Bhutan tourism’s unique policy of “High Value, Low Impact” is indeed a priceless gift from our leaders and we must treasure it at any costs. For more than three decades after the inception of Bhutan’s tourism industry, this policy has contributed significantly in building an image for Bhutan as a most unique and exotic destination in the world.
When Buddha started to teach, he said, “This is the path to liberation and the liberation depends on you.” Even after more than 2500 years, this path has proven to be more relevant to this age and time. Likewise I’ve a strong feeling that our tourism policy can never go wrong for our country, whose direction, content and pace of development are guided by the noble philosophy of Gross NationalHappiness. Thus, rampant “undercutting” (and fronting) can’t assure the sustainability of Bhutan’s tourism industry.
As a concerned citizen, I see undercutting (and fronting) as a great risk for Bhutan’s image as travel destination. All the stakeholders in the industry have made their share of sacrifices to create a positive image for the country as a destination, and we must at any cost safeguard this image before it is too late. Undercutting (and fronting) is certainly not a way to sustainable responsible tourism in the country. Once this image is gone, Bhutan will pay a heavy price for generations. Better safe than sorry for the sake of our future generations. The responsibility lies with Tourism Council of Bhutan, as the regulatory body, to monitor tourism operations.
As a regulatory and monitoring body, the Council has been weak in this regard. In recent years, there have been many cases where tour operators have forged bank slips, Visa cards and even tampered Drukair tickets, but no serious action has been taken against those defaulters. Action taken against such defaulters must be given in the print media and circulated among stakeholders to inform of such bad practices. This will discourage others.
If we are concerned about cultural dilution, environmental degradation, social problems, then we must respect and uphold our unique policy. A few weeks back, on a BBS TV interview, a tourism Council official mentioned about self-monitoring, but who do you expect to monitor, when it comes to making a quick buck? With undercutting (and fronting), Bhutan’s tour operators, hoteliers and other suppliers may gain or lose, depending on how they play their cards, but Bhutan will certainly be the loser.

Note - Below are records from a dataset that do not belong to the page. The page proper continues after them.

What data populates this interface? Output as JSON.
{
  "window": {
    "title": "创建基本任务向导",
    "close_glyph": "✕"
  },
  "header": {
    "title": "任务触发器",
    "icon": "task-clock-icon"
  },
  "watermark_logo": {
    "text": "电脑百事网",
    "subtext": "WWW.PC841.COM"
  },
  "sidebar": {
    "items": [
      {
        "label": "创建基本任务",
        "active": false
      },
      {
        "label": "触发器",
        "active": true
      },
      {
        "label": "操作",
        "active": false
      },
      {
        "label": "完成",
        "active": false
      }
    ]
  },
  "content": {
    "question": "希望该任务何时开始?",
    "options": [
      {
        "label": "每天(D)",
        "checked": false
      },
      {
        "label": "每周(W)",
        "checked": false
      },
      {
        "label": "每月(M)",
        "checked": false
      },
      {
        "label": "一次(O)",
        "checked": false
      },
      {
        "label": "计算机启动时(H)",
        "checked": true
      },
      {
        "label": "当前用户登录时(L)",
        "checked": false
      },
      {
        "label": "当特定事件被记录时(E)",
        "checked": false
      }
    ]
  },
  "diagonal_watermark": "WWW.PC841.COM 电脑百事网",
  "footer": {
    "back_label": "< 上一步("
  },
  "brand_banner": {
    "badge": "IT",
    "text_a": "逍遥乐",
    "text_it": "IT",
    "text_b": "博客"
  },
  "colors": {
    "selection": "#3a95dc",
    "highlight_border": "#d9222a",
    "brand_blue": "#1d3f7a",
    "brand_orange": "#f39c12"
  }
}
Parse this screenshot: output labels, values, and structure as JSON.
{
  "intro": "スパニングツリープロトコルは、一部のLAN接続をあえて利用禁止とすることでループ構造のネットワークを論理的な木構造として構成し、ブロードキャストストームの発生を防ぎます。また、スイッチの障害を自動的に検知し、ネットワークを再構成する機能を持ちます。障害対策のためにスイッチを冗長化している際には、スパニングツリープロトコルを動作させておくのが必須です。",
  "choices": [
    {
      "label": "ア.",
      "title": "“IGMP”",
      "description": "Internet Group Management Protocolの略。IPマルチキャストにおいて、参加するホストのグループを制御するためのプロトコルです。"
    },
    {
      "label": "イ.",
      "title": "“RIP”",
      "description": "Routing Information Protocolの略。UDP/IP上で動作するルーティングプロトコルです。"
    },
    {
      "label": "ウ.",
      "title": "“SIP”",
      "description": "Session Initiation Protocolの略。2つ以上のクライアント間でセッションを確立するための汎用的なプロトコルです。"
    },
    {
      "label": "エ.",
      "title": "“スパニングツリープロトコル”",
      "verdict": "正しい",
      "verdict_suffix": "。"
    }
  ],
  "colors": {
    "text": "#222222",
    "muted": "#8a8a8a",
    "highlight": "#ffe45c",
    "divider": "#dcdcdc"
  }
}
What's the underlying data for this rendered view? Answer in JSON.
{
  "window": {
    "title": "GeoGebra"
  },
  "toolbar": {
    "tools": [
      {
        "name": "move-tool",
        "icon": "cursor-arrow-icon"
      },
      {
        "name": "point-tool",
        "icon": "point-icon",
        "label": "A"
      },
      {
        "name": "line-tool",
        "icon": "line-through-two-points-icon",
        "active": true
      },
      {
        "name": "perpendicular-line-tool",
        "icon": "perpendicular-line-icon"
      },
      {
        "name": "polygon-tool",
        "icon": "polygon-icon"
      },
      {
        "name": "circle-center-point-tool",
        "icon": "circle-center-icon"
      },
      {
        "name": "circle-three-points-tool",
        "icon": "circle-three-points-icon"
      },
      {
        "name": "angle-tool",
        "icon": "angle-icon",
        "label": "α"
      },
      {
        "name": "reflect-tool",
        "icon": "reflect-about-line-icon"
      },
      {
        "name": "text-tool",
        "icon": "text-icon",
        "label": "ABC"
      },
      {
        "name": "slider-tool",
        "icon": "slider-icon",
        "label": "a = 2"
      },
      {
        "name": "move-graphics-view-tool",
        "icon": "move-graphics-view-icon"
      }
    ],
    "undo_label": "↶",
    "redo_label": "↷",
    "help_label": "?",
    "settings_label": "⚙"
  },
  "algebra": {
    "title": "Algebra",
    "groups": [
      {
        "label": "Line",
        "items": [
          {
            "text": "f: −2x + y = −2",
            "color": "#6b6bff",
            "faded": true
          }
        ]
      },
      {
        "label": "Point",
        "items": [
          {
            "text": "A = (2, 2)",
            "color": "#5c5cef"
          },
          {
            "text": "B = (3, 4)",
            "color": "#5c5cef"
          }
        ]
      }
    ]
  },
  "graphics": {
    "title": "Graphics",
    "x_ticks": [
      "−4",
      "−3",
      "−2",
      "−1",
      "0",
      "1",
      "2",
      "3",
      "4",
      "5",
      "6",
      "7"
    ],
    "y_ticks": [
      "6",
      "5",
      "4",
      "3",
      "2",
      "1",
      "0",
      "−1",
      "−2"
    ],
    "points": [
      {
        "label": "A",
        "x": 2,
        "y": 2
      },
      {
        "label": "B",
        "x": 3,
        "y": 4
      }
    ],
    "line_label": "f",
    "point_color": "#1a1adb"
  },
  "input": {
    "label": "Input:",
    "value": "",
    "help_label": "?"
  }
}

If Bhutan loses now, our future generations lose too. Undercutting (and fronting) is a serious problem, like in other industries, and there is no room for complacency for all concerned authorities, but it’s now time to act. Bhutan’s tourism industry must serve the people for generations to come; with undercutting (and fronting), Bhutan will land up serving the outside like other countries not far from us. Let us save Bhutan, before it’s too late.